## Your task
The records that follow are to be copied word for word. Pictures should be omitted.

## Supplied data

[Start of section]

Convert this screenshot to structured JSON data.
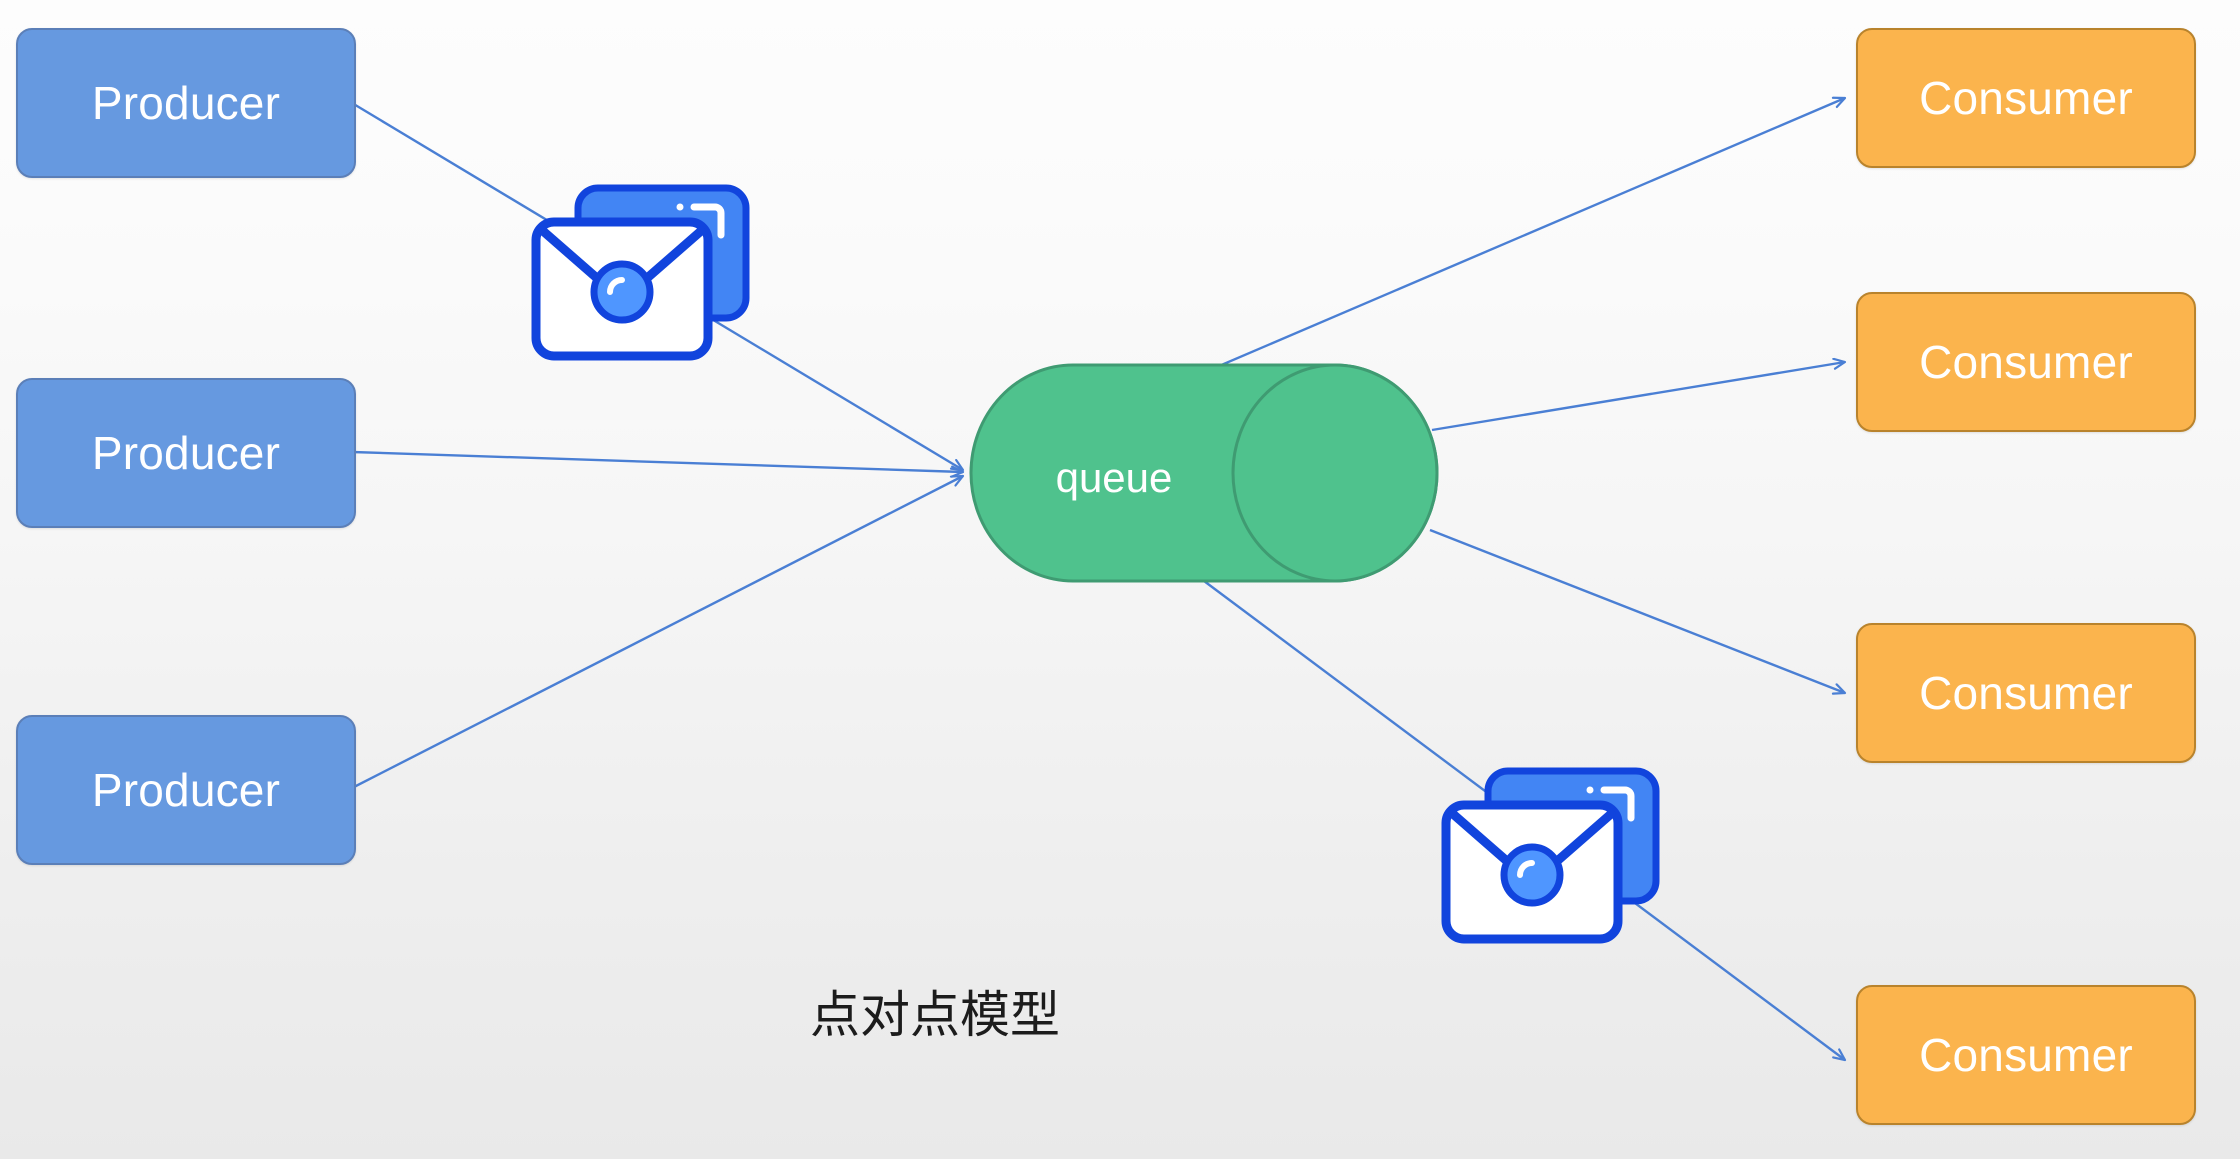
{
  "diagram": {
    "caption": "点对点模型",
    "background_top_color": "#fdfdfd",
    "background_bottom_color": "#e9e9e9",
    "line_color": "#4a7fd4"
  },
  "producers": [
    {
      "label": "Producer",
      "fill": "#6699e0",
      "stroke": "#5b7fb8"
    },
    {
      "label": "Producer",
      "fill": "#6699e0",
      "stroke": "#5b7fb8"
    },
    {
      "label": "Producer",
      "fill": "#6699e0",
      "stroke": "#5b7fb8"
    }
  ],
  "queue": {
    "label": "queue",
    "fill": "#4fc28d",
    "stroke": "#3f9b72"
  },
  "consumers": [
    {
      "label": "Consumer",
      "fill": "#fbb44d",
      "stroke": "#b9832c"
    },
    {
      "label": "Consumer",
      "fill": "#fbb44d",
      "stroke": "#b9832c"
    },
    {
      "label": "Consumer",
      "fill": "#fbb44d",
      "stroke": "#b9832c"
    },
    {
      "label": "Consumer",
      "fill": "#fbb44d",
      "stroke": "#b9832c"
    }
  ],
  "message_icons": [
    {
      "name": "message-envelope-inbound",
      "card_fill": "#4285f4",
      "outline": "#1144dd",
      "front_fill": "#ffffff"
    },
    {
      "name": "message-envelope-outbound",
      "card_fill": "#4285f4",
      "outline": "#1144dd",
      "front_fill": "#ffffff"
    }
  ]
}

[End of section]

## The answer
Convert this screenshot to structured JSON data.
{
  "diagram": {
    "caption": "点对点模型",
    "background_top_color": "#fdfdfd",
    "background_bottom_color": "#e9e9e9",
    "line_color": "#4a7fd4"
  },
  "producers": [
    {
      "label": "Producer",
      "fill": "#6699e0",
      "stroke": "#5b7fb8"
    },
    {
      "label": "Producer",
      "fill": "#6699e0",
      "stroke": "#5b7fb8"
    },
    {
      "label": "Producer",
      "fill": "#6699e0",
      "stroke": "#5b7fb8"
    }
  ],
  "queue": {
    "label": "queue",
    "fill": "#4fc28d",
    "stroke": "#3f9b72"
  },
  "consumers": [
    {
      "label": "Consumer",
      "fill": "#fbb44d",
      "stroke": "#b9832c"
    },
    {
      "label": "Consumer",
      "fill": "#fbb44d",
      "stroke": "#b9832c"
    },
    {
      "label": "Consumer",
      "fill": "#fbb44d",
      "stroke": "#b9832c"
    },
    {
      "label": "Consumer",
      "fill": "#fbb44d",
      "stroke": "#b9832c"
    }
  ],
  "message_icons": [
    {
      "name": "message-envelope-inbound",
      "card_fill": "#4285f4",
      "outline": "#1144dd",
      "front_fill": "#ffffff"
    },
    {
      "name": "message-envelope-outbound",
      "card_fill": "#4285f4",
      "outline": "#1144dd",
      "front_fill": "#ffffff"
    }
  ]
}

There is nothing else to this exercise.